The United Nations representatives send their children to a school in a building which was condemned unfit by the New York Education Department. It is rundown, but the standard of education is extremely high--and French is the co-popular language.
Yet the UN people are a world apart from the city; it is another "group" in a metropolis which still maintains its ethnic and religious sections.
THE ITALIAN STREET FESTIVAL on the edge of Chinatown was held last weekend. Thousands of people marched this week in the Von Steubcn day parade for those of German descent.
Thc complexities of New Yorkers' origins provide in some measure the cause and answer to much of the city's ghetto mentality. Solely Irish Catholic Bronx and nearly-all Catholic Germantown. have little in common beyond their religion.
The intermingling St school and college, work and play, produces the breach fur all except the Negroes. Harlem is a running sore beyond the comprehension of a large proportion of the city's Catholics.
The fact that the Pope will drive through Harlem will not be significant to Catholics unless he makes it so. perhaps by stopping the car to speak to some Negroes. such a development could prove to be more important than h:s United Nations speech, both inside and outside America.
Cardinal Spellman has not been noted for leadership in the civil rights cause. But in this he can only he ranked with most of the American bishops. The notable exceptions are few and quite courageous. During the controversy over the Hochhuth play, labial Cardinal Spellman soundly condemned. the Cardinal did however make a good speech. and one with a friendly tone, to the Jews. Unfortunately this sot little play and his image remains set by its precedents.

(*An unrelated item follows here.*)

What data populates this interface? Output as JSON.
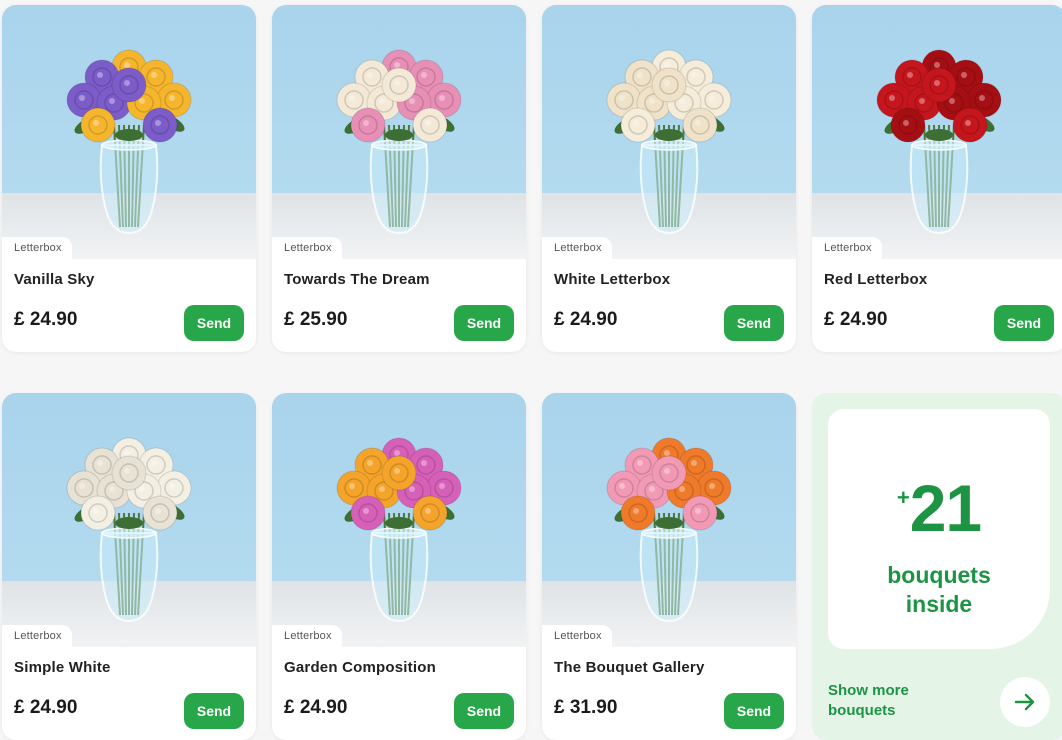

Now becoming incueasingly enleehled, the Cardinal still keeps a busy schedule—including the opening of the Vatican Pavilion last year, and his visits to the council sessions.
Always written of as the firm favourite of Pope Pius XII. he has handed over much of his Vatican influence to others with the changes of Popes. Hocever. he
continues to hold quite a lot of sway and controls, though less noisily, a purse which probably outshines that of Cardinal Cushing.
UNDOUBTEDLY THE VISIT of Pope Paul to New York will be one of the climaxes of the Cardinal's life. But he was reared in a -Roman Holy Office far different from that of Pope Paul and is very much a man of the 19th century Church. That world started to crumble with the advent of Pope John.
God willing. the Cardinal will see his 50 years as a priest in May next year and already the jubilee fund has collected thousands of dollars. The massive collection is psychologically timed for the Sunday after the Pope's visit and the millions likely to be raised stagger the imagination.
The money will go towards works of charity and to refurbish "the physical plant of the archdiocese".
New Yorkers are acutely conscious of the physical plant, both archcliocesan and secular, and buildings go up on the same spots nearly every generation or so. .And if, too, there is a centre of materialism and concern for worldly values it is just up the road from Cardinal Spellman's residence on Madison Avenue.
For Madison Avenue represents a set of values incompatible with much of the spirit of the Church, and even of the United Nations. Maybe Pope Paul, in his visit and his speech, can sell peace and brotherly love even more effectively than the Mecca of materialism just a few blocks away.
The Pope. during his visit, will certainly have top ratings.